“We must recognise and nurture this power, in order to leave no one behind, to craft a more just and sustainable future for all,” said Irina Bokova, director-general of UNESCO.
Bokova made the remarks on the occasion of the International Mother Language Day, which is themed: “Quality Education, Language(s) of Instruction and Learning Outcomes.”
She said: “This underlines the importance of mother languages for quality education and linguistic diversity, to take forward the new 2030 agenda for sustainable development.”
In Sustainable Development Goal 4, the 2030 agenda focuses on quality education and lifelong learning for all to enable every woman and man to acquire skills, knowledge and values to become everything they wish as well as participate fully in their societies. “This is especially important for girls and women, as well as minorities, indigenous peoples and rural populations.
This is reflected in UNESCO’s Education 2030 Framework for Action, a road-map to implementing the 2030 Agenda, encouraging full respect for the use of mother languages in teaching and learning, and the promotion and preservation of linguistic diversity,” the UNESCO official said in a statement.
Multilingualism is essential to driving these objectives forward and it is vital for success across the 2030 Agenda, regarding growth, employment and health, as well as sustainable consumption and production, and Climate Change.
UNESCO brings the same focus to advancing linguistic diversity on the Internet, through support to relevant local content as well as media and information literacy.

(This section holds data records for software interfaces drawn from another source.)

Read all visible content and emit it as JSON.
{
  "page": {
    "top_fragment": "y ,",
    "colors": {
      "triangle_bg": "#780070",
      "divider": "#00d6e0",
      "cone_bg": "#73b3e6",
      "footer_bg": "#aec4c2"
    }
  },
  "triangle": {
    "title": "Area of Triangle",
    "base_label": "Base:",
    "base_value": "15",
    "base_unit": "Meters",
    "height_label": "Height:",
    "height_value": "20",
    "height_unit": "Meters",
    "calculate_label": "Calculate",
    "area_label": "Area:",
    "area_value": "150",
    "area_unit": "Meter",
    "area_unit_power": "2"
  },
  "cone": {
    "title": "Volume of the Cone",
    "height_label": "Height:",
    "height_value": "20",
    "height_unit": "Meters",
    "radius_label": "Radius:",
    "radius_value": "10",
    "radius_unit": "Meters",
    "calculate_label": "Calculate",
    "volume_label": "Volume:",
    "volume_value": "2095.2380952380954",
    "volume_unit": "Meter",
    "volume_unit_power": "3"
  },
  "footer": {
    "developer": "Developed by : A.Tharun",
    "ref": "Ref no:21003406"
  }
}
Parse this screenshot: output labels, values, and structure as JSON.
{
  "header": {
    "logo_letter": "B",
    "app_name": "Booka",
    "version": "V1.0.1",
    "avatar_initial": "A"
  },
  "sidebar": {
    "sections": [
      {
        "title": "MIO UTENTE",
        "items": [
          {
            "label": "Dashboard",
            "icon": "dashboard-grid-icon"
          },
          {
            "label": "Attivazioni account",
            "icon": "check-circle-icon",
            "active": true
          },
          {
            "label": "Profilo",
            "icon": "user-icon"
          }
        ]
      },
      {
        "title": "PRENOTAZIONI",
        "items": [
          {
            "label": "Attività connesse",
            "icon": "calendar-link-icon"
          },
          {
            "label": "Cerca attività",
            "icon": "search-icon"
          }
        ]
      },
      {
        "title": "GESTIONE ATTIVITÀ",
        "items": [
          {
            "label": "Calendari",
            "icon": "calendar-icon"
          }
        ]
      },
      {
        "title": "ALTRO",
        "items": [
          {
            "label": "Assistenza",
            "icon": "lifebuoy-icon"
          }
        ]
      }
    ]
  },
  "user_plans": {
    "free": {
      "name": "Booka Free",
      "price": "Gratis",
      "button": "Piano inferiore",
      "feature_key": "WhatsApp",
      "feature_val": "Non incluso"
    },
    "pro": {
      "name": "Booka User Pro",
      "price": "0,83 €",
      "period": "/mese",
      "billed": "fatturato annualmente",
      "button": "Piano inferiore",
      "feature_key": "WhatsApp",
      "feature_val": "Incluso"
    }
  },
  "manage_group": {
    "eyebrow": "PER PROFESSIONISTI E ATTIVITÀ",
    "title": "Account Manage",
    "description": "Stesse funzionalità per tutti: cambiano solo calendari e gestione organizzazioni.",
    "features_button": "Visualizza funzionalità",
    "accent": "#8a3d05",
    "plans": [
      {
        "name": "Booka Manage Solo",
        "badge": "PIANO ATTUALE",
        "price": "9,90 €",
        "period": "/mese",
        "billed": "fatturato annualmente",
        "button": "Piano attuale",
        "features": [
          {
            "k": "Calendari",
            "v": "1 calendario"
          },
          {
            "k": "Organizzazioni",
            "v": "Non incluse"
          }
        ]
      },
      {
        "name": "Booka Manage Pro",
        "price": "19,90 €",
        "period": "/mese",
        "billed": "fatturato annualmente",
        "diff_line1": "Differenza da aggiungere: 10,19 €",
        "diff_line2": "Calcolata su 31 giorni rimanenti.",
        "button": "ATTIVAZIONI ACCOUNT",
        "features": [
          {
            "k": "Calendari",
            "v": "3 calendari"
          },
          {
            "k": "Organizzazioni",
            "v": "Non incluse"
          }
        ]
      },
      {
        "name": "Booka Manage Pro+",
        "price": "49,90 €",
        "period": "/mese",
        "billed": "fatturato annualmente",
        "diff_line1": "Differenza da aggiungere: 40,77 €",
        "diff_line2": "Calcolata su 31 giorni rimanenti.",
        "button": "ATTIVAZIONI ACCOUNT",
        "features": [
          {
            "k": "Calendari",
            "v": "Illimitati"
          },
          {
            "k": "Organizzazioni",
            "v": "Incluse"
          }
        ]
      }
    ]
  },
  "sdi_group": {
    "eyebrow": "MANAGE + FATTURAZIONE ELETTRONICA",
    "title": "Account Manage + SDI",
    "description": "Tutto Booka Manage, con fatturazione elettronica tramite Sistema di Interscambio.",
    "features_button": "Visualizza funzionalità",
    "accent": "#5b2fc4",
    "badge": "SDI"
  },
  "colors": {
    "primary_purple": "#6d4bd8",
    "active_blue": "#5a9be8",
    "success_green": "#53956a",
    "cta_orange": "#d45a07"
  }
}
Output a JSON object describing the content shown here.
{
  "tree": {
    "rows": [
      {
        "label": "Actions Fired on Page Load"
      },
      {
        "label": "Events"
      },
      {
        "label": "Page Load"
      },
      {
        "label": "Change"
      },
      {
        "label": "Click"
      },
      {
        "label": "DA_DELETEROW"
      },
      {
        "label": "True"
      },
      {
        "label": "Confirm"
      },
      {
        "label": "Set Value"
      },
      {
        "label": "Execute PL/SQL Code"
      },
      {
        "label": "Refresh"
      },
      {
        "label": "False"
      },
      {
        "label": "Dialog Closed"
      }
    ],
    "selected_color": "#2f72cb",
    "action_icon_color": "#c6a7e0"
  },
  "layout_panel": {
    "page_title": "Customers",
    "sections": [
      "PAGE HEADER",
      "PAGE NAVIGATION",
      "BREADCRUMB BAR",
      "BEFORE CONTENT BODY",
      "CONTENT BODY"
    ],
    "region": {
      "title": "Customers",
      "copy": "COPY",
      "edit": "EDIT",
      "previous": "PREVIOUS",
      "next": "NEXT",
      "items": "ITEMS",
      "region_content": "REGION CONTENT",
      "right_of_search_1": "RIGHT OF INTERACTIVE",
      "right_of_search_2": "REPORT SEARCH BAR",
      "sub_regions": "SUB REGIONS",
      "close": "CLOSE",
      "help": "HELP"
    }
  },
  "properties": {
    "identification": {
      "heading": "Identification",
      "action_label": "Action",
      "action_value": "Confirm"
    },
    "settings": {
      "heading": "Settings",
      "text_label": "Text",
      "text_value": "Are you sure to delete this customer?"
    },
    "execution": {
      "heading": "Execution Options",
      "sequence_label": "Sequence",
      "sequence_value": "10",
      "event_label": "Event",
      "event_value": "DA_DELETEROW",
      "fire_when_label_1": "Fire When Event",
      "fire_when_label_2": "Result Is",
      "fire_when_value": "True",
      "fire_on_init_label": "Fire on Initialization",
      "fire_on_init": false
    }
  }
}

“Through the Local and Indigenous Knowledge Systems (LINKS) programme, UNESCO is highlighting the importance of mother and local languages as channels for safeguarding and sharing indigenous cultures and knowledge, which are vast reservoirs of wisdom,” she observed.